Gut bacteria have a profound impact on health by aiding digestion, providing nutrients and metabolites, and working with the immune system to fend off pathogens. Some gut bacteria, however, have been implicated in progression of cancers of the gut and associated organs.
A new study by researchers from the University of Chicago shows that some commensal bacteria promote the development of leukemia caused by the murine leukemia virus (MuLV) by suppressing the animal's adaptive anti-tumor immune response. When both the virus and commensal bacteria are present in mice, three genes known as negative immune regulators are expressed more, or upregulated, which in turn tamps down the immune response that would otherwise kill the tumor cells. Two of these three negative immune regulators are also known to be indicators of poor prognosis for humans with some forms of cancer.
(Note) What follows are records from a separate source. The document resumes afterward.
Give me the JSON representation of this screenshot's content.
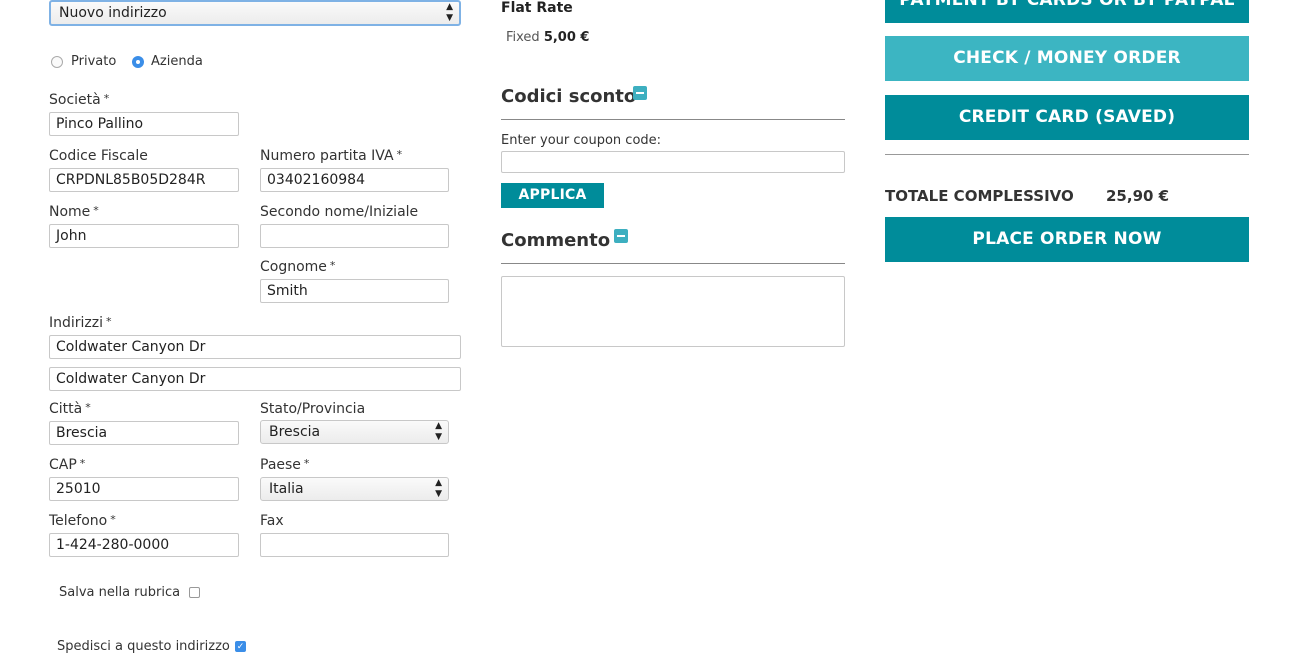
{
  "address_select": "Nuovo indirizzo",
  "customer_type": {
    "private": "Privato",
    "company": "Azienda",
    "selected": "Azienda"
  },
  "fields": {
    "company": {
      "label": "Società",
      "value": "Pinco Pallino"
    },
    "fiscal_code": {
      "label": "Codice Fiscale",
      "value": "CRPDNL85B05D284R"
    },
    "vat": {
      "label": "Numero partita IVA",
      "value": "03402160984"
    },
    "first_name": {
      "label": "Nome",
      "value": "John"
    },
    "middle_name": {
      "label": "Secondo nome/Iniziale",
      "value": ""
    },
    "last_name": {
      "label": "Cognome",
      "value": "Smith"
    },
    "street": {
      "label": "Indirizzi",
      "line1": "Coldwater Canyon Dr",
      "line2": "Coldwater Canyon Dr"
    },
    "city": {
      "label": "Città",
      "value": "Brescia"
    },
    "region": {
      "label": "Stato/Provincia",
      "value": "Brescia"
    },
    "postcode": {
      "label": "CAP",
      "value": "25010"
    },
    "country": {
      "label": "Paese",
      "value": "Italia"
    },
    "phone": {
      "label": "Telefono",
      "value": "1-424-280-0000"
    },
    "fax": {
      "label": "Fax",
      "value": ""
    }
  },
  "required_mark": "*",
  "save_in_address_book": {
    "label": "Salva nella rubrica",
    "checked": false
  },
  "ship_to_address": {
    "label": "Spedisci a questo indirizzo",
    "checked": true
  },
  "shipping": {
    "method": "Flat Rate",
    "type": "Fixed",
    "price": "5,00 €"
  },
  "coupon": {
    "title": "Codici sconto",
    "label": "Enter your coupon code:",
    "value": "",
    "button": "APPLICA"
  },
  "comment": {
    "title": "Commento",
    "value": ""
  },
  "payment": {
    "option_top": "PAYMENT BY CARDS OR BY PAYPAL",
    "option_check": "CHECK / MONEY ORDER",
    "option_credit": "CREDIT CARD (SAVED)"
  },
  "totals": {
    "label": "TOTALE COMPLESSIVO",
    "value": "25,90 €"
  },
  "place_order": "PLACE ORDER NOW",
  "colors": {
    "teal": "#008c9a",
    "light_teal": "#3cb5c2",
    "radio_blue": "#3b8ee8"
  }
}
Tatyana Golovkina et al,Gut commensal bacteria enhance pathogenesis of a tumorigenic murine retrovirus,Cell Reports,DOI:10.1016/j.celrep.2022.111341
B.Sc Life Sciences, M.Sc Biotechnology, B.Ed
Isra Zaman is a Life Science graduate from Daulat Ram College, Delhi University, and a postgraduate in Biotechnology from Amity University. She has a flair for writing, and her roles at Medicaldialogues include that of a Sr. content writer and a medical correspondent. Her news pieces cover recent discoveries and updates from the health and medicine sector. She can be reached at firstname.lastname@example.org.